Today, tips are on the minds of Foster Kamer (writing for Gourmet Live) and Francis Lam (writing for Salon). Kamer trots out the familiar argument that tipping is “often a racist, superficial practice and yet, like capital punishment, gun ownership, and of course, the abolition of slavery, America is one of the last industrialized nations in the world still desperately holding on to it.” He thinks “tipping needs to die,” partly because it presumably takes no more skill to serve a $20 dish than a $100 dish (and yet a waiter gets tipped more on the $100 dish), because black cabbies were tipped less in a study (a practice that presumably carries over to the restaurant world), and because the “absurd sociological pressures” of tipping have gotten to a point where you tip 15 percent or above no matter how good or bad the service is. Plus, by Kamer’s estimate, it’s probably costing the government at least $1.6 billion in unreported income.
Meanwhile, Francis Lam interviews Steve Dublanica, the Waiter Rant author who has published a new book about tipping, Thanks for the Tip. Dublanica says that when he was waiting, he was amazed to discover that “the quality of service has almost no effect on tipping,” and he cites a study that found that “the customer's perception of service affects the tip only 2 percent of the time.” Instead, diners tend to tip because they don’t want to feel guilty, or feel bad for the waiter, or they want to be remembered (Dublanica was particularly accommodating with a customer who gave him $200 Christmas bonuses). Or, let's remember, because Bob Marley is playing.
But here’s a question: Does anyone enjoy tipping?

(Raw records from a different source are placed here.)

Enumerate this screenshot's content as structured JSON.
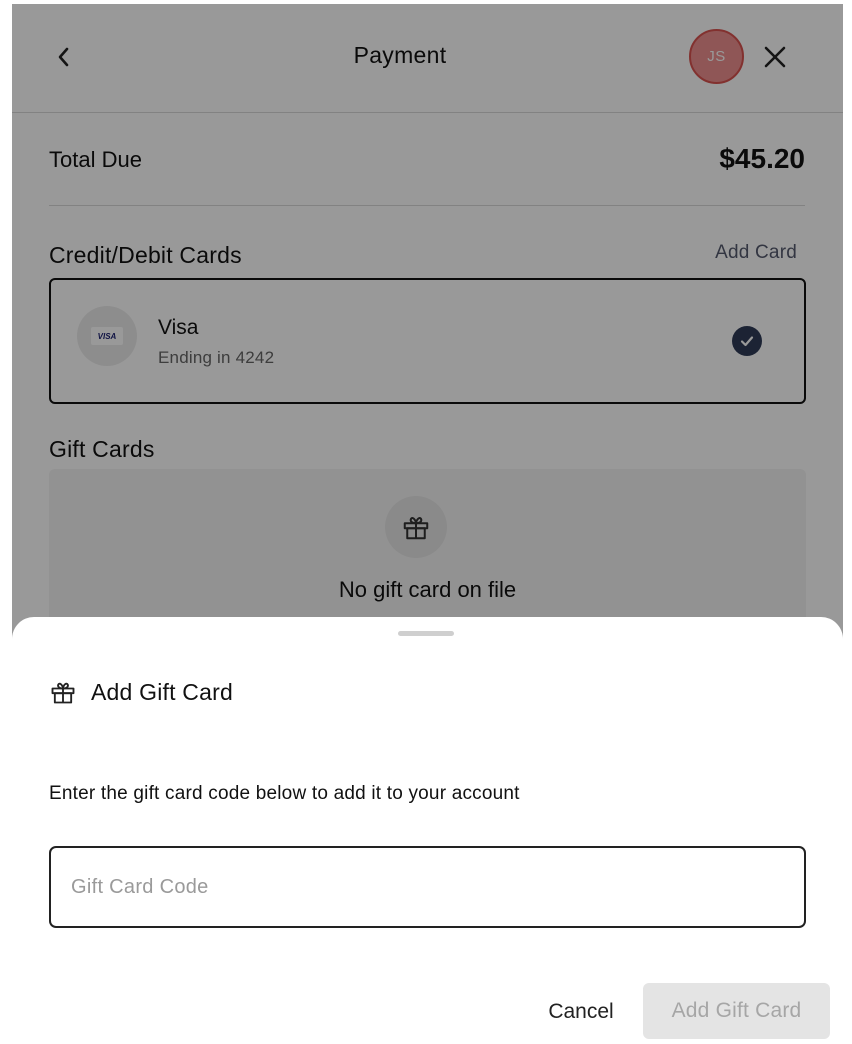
{
  "header": {
    "title": "Payment",
    "avatar_initials": "JS",
    "icons": {
      "back": "chevron-left-icon",
      "close": "close-icon"
    }
  },
  "summary": {
    "total_label": "Total Due",
    "total_amount": "$45.20"
  },
  "cards_section": {
    "title": "Credit/Debit Cards",
    "add_link": "Add Card",
    "card": {
      "brand_badge": "VISA",
      "name": "Visa",
      "subtitle": "Ending in 4242",
      "selected": true
    }
  },
  "gift_section": {
    "title": "Gift Cards",
    "empty_title": "No gift card on file",
    "icon": "gift-icon"
  },
  "sheet": {
    "title": "Add Gift Card",
    "icon": "gift-icon",
    "description": "Enter the gift card code below to add it to your account",
    "input_placeholder": "Gift Card Code",
    "input_value": "",
    "cancel_label": "Cancel",
    "submit_label": "Add Gift Card"
  },
  "colors": {
    "avatar_bg": "#ef8f8f",
    "check_bg": "#2f3b57",
    "disabled_button_bg": "#e4e4e4"
  }
}
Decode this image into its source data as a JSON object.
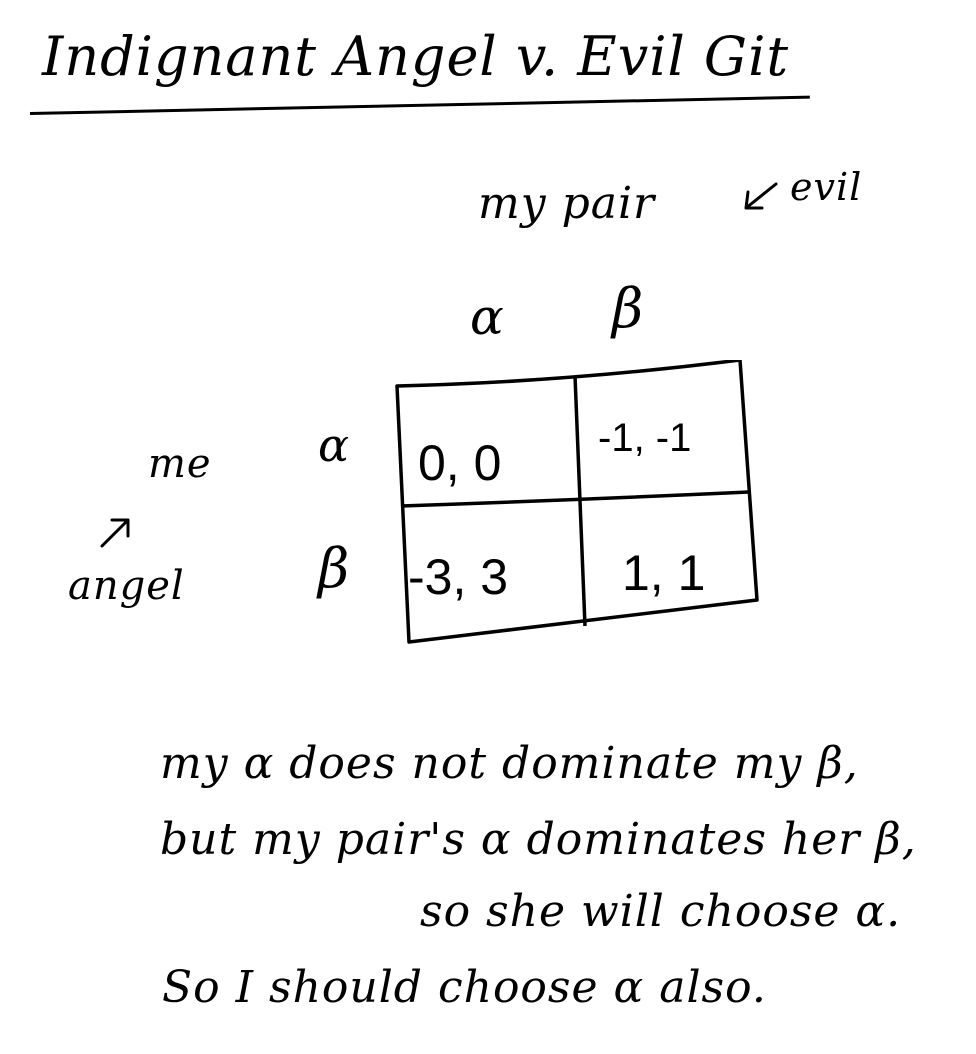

Sure, the practice doesn’t make much sense, but (just to play devil’s advocate here) isn’t there something vaguely satisfying about being generous to the person who serves your food?